§ WORK ITEM:
Here are some records; copy every line that holds the word "Protocol".

★ ★ ★

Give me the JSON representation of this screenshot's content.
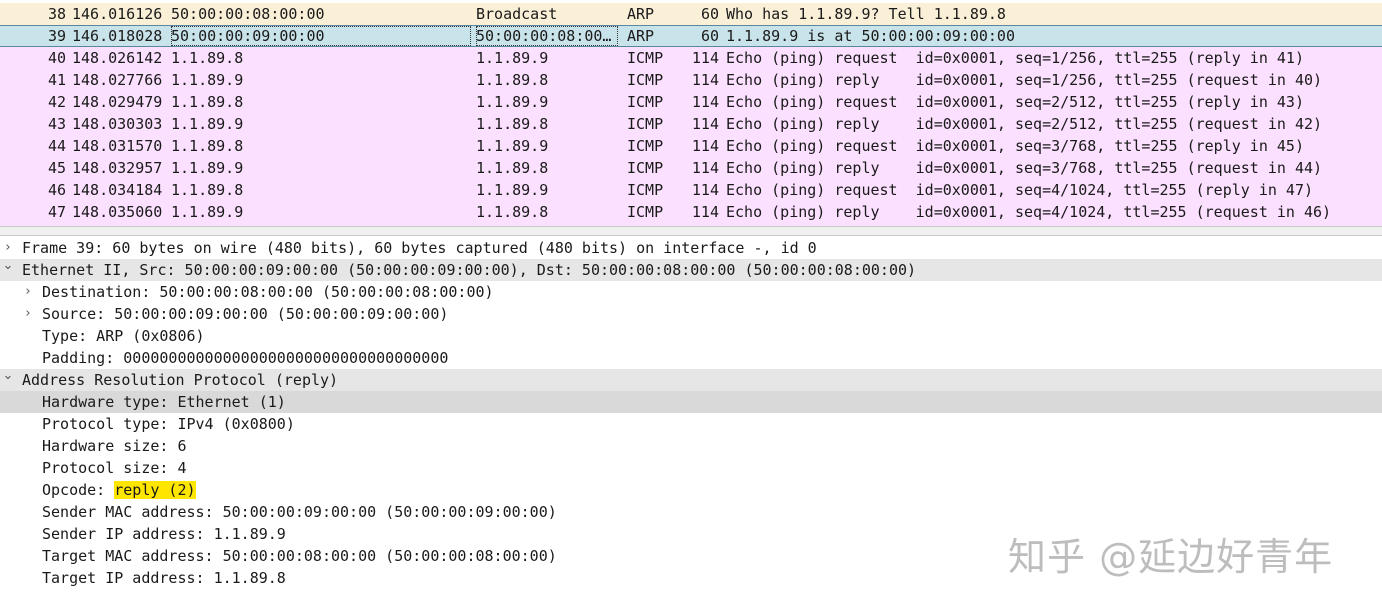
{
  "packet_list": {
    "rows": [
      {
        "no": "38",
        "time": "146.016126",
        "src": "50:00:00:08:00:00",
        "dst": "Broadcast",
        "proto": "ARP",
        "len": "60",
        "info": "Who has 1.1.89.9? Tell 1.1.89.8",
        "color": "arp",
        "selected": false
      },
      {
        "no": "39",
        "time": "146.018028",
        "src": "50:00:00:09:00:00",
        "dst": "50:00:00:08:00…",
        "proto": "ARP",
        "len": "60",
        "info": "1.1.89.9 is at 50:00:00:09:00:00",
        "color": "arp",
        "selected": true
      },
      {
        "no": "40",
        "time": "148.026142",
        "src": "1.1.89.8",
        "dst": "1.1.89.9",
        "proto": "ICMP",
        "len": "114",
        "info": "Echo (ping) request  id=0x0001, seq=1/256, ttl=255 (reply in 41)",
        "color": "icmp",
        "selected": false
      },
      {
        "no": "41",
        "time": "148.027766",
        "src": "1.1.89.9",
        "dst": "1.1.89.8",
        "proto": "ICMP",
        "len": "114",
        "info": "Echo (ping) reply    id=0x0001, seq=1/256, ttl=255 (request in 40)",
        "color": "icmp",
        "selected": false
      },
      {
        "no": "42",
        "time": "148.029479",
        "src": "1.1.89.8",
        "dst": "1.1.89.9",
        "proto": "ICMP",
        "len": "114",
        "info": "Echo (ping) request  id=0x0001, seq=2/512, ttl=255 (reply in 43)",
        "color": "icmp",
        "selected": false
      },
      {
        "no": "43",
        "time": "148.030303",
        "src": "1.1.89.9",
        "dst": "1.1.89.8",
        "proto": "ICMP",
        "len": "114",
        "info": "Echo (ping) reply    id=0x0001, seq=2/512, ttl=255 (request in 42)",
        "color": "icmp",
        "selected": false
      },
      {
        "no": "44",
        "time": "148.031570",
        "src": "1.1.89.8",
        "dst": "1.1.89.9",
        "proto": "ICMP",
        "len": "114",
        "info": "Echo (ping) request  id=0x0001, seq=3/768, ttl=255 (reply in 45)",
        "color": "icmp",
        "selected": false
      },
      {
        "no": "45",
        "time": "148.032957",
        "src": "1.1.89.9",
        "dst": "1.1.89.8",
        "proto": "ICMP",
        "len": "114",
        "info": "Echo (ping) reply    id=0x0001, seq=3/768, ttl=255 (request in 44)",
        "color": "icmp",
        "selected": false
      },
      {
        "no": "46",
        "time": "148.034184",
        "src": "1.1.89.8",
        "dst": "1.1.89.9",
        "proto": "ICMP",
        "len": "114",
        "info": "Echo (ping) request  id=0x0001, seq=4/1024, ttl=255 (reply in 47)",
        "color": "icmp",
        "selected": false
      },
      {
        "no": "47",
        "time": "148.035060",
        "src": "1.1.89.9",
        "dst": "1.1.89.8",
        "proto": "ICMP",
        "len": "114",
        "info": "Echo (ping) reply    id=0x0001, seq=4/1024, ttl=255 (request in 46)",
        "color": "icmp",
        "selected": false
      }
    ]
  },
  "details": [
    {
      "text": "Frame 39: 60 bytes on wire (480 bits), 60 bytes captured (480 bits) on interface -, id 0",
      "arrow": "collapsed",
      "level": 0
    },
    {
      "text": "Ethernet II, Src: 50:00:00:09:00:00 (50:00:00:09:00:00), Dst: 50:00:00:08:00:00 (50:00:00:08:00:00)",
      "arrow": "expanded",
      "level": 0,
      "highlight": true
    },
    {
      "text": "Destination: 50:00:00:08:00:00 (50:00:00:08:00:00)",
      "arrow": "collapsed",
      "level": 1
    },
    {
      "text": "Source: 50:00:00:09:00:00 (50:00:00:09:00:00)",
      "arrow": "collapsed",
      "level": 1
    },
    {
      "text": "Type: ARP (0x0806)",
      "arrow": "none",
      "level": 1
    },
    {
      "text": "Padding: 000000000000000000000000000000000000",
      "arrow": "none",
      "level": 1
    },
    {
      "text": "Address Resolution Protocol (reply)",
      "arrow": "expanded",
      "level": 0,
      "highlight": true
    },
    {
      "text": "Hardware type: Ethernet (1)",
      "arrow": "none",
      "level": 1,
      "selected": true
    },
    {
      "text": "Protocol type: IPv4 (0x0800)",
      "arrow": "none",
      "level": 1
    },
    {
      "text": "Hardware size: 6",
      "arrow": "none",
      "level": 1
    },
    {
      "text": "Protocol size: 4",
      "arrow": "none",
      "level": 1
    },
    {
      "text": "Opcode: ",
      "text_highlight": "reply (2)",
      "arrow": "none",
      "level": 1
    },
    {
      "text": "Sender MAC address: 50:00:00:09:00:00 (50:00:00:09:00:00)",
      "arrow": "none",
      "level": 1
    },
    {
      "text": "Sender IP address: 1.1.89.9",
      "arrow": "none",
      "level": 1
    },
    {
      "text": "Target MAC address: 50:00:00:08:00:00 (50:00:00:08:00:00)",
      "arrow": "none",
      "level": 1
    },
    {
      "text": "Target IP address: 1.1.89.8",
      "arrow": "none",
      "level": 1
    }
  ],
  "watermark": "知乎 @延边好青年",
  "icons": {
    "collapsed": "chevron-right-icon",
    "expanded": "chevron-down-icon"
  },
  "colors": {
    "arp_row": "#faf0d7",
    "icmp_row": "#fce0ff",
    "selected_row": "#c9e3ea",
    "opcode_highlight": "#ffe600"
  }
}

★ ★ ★

§ ANSWER BOX:
      "text": "Address Resolution Protocol (reply)",
      "text": "Protocol type: IPv4 (0x0800)",
      "text": "Protocol size: 4",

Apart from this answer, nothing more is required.